INSTRUCTIONS FOR THE TASK
Output the records. Match them exactly.

MATERIALS PROVIDED

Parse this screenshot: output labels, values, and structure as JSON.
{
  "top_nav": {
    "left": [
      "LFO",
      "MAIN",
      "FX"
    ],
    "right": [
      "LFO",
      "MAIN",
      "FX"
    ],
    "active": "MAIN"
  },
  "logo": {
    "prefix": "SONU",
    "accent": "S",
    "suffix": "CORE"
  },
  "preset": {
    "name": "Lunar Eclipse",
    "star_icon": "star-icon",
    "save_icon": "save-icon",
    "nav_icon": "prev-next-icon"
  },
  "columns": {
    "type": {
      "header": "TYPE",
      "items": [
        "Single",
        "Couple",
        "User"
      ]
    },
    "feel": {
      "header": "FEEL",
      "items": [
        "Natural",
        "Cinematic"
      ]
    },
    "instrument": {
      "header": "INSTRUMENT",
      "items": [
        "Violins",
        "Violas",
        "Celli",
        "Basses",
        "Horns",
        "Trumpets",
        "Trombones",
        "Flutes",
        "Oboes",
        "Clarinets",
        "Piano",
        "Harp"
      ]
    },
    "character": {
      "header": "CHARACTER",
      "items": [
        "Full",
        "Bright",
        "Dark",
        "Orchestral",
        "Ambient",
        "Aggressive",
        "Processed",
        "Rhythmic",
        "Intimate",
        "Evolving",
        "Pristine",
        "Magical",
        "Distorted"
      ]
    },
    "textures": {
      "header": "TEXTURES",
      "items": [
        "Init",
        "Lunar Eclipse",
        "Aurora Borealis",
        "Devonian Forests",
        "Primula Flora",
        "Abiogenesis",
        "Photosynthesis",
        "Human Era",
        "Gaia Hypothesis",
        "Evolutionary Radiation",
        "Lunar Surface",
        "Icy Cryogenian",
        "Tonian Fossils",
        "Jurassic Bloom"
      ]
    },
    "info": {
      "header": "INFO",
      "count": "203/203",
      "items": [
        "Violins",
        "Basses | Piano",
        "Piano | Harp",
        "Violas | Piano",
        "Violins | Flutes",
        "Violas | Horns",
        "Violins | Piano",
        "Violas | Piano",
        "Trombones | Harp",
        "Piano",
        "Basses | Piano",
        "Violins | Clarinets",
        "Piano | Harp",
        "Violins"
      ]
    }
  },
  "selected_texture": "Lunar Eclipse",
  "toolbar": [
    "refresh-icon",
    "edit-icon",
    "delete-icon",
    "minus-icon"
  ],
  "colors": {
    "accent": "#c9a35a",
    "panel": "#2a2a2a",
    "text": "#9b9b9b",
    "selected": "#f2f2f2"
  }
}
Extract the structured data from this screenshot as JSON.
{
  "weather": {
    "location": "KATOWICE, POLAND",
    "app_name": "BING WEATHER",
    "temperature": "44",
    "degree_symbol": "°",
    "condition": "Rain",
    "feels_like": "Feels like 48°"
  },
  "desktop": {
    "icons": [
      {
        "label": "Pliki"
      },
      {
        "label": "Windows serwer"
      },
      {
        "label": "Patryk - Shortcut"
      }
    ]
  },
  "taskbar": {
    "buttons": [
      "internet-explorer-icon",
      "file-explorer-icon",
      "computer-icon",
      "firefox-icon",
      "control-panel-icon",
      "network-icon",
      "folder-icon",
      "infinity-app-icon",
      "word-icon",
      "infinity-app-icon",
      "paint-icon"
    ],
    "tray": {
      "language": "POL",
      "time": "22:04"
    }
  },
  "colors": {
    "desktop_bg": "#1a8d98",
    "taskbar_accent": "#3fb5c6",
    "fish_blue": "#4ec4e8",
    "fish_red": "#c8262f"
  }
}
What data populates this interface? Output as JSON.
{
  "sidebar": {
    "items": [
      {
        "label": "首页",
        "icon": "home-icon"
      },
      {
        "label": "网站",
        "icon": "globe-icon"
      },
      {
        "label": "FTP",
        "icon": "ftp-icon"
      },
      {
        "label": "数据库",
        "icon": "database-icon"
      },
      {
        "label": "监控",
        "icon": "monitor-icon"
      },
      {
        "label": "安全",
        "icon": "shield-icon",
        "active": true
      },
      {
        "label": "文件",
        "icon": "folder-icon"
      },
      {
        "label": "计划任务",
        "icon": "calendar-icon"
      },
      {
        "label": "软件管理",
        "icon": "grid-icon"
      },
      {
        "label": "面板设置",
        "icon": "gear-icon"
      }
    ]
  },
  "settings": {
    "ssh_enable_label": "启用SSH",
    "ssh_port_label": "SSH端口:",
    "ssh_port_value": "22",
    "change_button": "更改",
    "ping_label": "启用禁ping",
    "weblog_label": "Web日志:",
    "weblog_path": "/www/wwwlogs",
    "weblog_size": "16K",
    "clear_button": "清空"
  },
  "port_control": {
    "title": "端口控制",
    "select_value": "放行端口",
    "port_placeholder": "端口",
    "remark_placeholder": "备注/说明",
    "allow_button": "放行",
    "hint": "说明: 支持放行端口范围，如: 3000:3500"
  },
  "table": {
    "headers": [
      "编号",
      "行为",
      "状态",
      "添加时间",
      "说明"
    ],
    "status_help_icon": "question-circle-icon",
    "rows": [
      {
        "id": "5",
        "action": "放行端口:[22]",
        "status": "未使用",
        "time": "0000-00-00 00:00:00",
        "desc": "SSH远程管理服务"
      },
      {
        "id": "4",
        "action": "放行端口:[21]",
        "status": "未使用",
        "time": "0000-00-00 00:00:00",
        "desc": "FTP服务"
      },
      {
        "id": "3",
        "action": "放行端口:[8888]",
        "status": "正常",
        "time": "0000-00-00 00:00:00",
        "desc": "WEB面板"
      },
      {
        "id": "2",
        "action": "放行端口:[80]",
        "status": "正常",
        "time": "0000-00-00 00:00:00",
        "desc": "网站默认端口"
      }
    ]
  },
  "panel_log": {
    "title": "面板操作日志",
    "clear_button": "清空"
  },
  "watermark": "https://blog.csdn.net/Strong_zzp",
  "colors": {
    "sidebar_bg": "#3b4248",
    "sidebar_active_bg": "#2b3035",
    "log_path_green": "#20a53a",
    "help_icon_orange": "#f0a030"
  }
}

RESPONSE BELOW
Parse this screenshot: output labels, values, and structure as JSON.
{
  "top_nav": {
    "left": [
      "LFO",
      "MAIN",
      "FX"
    ],
    "right": [
      "LFO",
      "MAIN",
      "FX"
    ],
    "active": "MAIN"
  },
  "logo": {
    "prefix": "SONU",
    "accent": "S",
    "suffix": "CORE"
  },
  "preset": {
    "name": "Lunar Eclipse",
    "star_icon": "star-icon",
    "save_icon": "save-icon",
    "nav_icon": "prev-next-icon"
  },
  "columns": {
    "type": {
      "header": "TYPE",
      "items": [
        "Single",
        "Couple",
        "User"
      ]
    },
    "feel": {
      "header": "FEEL",
      "items": [
        "Natural",
        "Cinematic"
      ]
    },
    "instrument": {
      "header": "INSTRUMENT",
      "items": [
        "Violins",
        "Violas",
        "Celli",
        "Basses",
        "Horns",
        "Trumpets",
        "Trombones",
        "Flutes",
        "Oboes",
        "Clarinets",
        "Piano",
        "Harp"
      ]
    },
    "character": {
      "header": "CHARACTER",
      "items": [
        "Full",
        "Bright",
        "Dark",
        "Orchestral",
        "Ambient",
        "Aggressive",
        "Processed",
        "Rhythmic",
        "Intimate",
        "Evolving",
        "Pristine",
        "Magical",
        "Distorted"
      ]
    },
    "textures": {
      "header": "TEXTURES",
      "items": [
        "Init",
        "Lunar Eclipse",
        "Aurora Borealis",
        "Devonian Forests",
        "Primula Flora",
        "Abiogenesis",
        "Photosynthesis",
        "Human Era",
        "Gaia Hypothesis",
        "Evolutionary Radiation",
        "Lunar Surface",
        "Icy Cryogenian",
        "Tonian Fossils",
        "Jurassic Bloom"
      ]
    },
    "info": {
      "header": "INFO",
      "count": "203/203",
      "items": [
        "Violins",
        "Basses | Piano",
        "Piano | Harp",
        "Violas | Piano",
        "Violins | Flutes",
        "Violas | Horns",
        "Violins | Piano",
        "Violas | Piano",
        "Trombones | Harp",
        "Piano",
        "Basses | Piano",
        "Violins | Clarinets",
        "Piano | Harp",
        "Violins"
      ]
    }
  },
  "selected_texture": "Lunar Eclipse",
  "toolbar": [
    "refresh-icon",
    "edit-icon",
    "delete-icon",
    "minus-icon"
  ],
  "colors": {
    "accent": "#c9a35a",
    "panel": "#2a2a2a",
    "text": "#9b9b9b",
    "selected": "#f2f2f2"
  }
}
Extract the structured data from this screenshot as JSON.
{
  "weather": {
    "location": "KATOWICE, POLAND",
    "app_name": "BING WEATHER",
    "temperature": "44",
    "degree_symbol": "°",
    "condition": "Rain",
    "feels_like": "Feels like 48°"
  },
  "desktop": {
    "icons": [
      {
        "label": "Pliki"
      },
      {
        "label": "Windows serwer"
      },
      {
        "label": "Patryk - Shortcut"
      }
    ]
  },
  "taskbar": {
    "buttons": [
      "internet-explorer-icon",
      "file-explorer-icon",
      "computer-icon",
      "firefox-icon",
      "control-panel-icon",
      "network-icon",
      "folder-icon",
      "infinity-app-icon",
      "word-icon",
      "infinity-app-icon",
      "paint-icon"
    ],
    "tray": {
      "language": "POL",
      "time": "22:04"
    }
  },
  "colors": {
    "desktop_bg": "#1a8d98",
    "taskbar_accent": "#3fb5c6",
    "fish_blue": "#4ec4e8",
    "fish_red": "#c8262f"
  }
}
What data populates this interface? Output as JSON.
{
  "sidebar": {
    "items": [
      {
        "label": "首页",
        "icon": "home-icon"
      },
      {
        "label": "网站",
        "icon": "globe-icon"
      },
      {
        "label": "FTP",
        "icon": "ftp-icon"
      },
      {
        "label": "数据库",
        "icon": "database-icon"
      },
      {
        "label": "监控",
        "icon": "monitor-icon"
      },
      {
        "label": "安全",
        "icon": "shield-icon",
        "active": true
      },
      {
        "label": "文件",
        "icon": "folder-icon"
      },
      {
        "label": "计划任务",
        "icon": "calendar-icon"
      },
      {
        "label": "软件管理",
        "icon": "grid-icon"
      },
      {
        "label": "面板设置",
        "icon": "gear-icon"
      }
    ]
  },
  "settings": {
    "ssh_enable_label": "启用SSH",
    "ssh_port_label": "SSH端口:",
    "ssh_port_value": "22",
    "change_button": "更改",
    "ping_label": "启用禁ping",
    "weblog_label": "Web日志:",
    "weblog_path": "/www/wwwlogs",
    "weblog_size": "16K",
    "clear_button": "清空"
  },
  "port_control": {
    "title": "端口控制",
    "select_value": "放行端口",
    "port_placeholder": "端口",
    "remark_placeholder": "备注/说明",
    "allow_button": "放行",
    "hint": "说明: 支持放行端口范围，如: 3000:3500"
  },
  "table": {
    "headers": [
      "编号",
      "行为",
      "状态",
      "添加时间",
      "说明"
    ],
    "status_help_icon": "question-circle-icon",
    "rows": [
      {
        "id": "5",
        "action": "放行端口:[22]",
        "status": "未使用",
        "time": "0000-00-00 00:00:00",
        "desc": "SSH远程管理服务"
      },
      {
        "id": "4",
        "action": "放行端口:[21]",
        "status": "未使用",
        "time": "0000-00-00 00:00:00",
        "desc": "FTP服务"
      },
      {
        "id": "3",
        "action": "放行端口:[8888]",
        "status": "正常",
        "time": "0000-00-00 00:00:00",
        "desc": "WEB面板"
      },
      {
        "id": "2",
        "action": "放行端口:[80]",
        "status": "正常",
        "time": "0000-00-00 00:00:00",
        "desc": "网站默认端口"
      }
    ]
  },
  "panel_log": {
    "title": "面板操作日志",
    "clear_button": "清空"
  },
  "watermark": "https://blog.csdn.net/Strong_zzp",
  "colors": {
    "sidebar_bg": "#3b4248",
    "sidebar_active_bg": "#2b3035",
    "log_path_green": "#20a53a",
    "help_icon_orange": "#f0a030"
  }
}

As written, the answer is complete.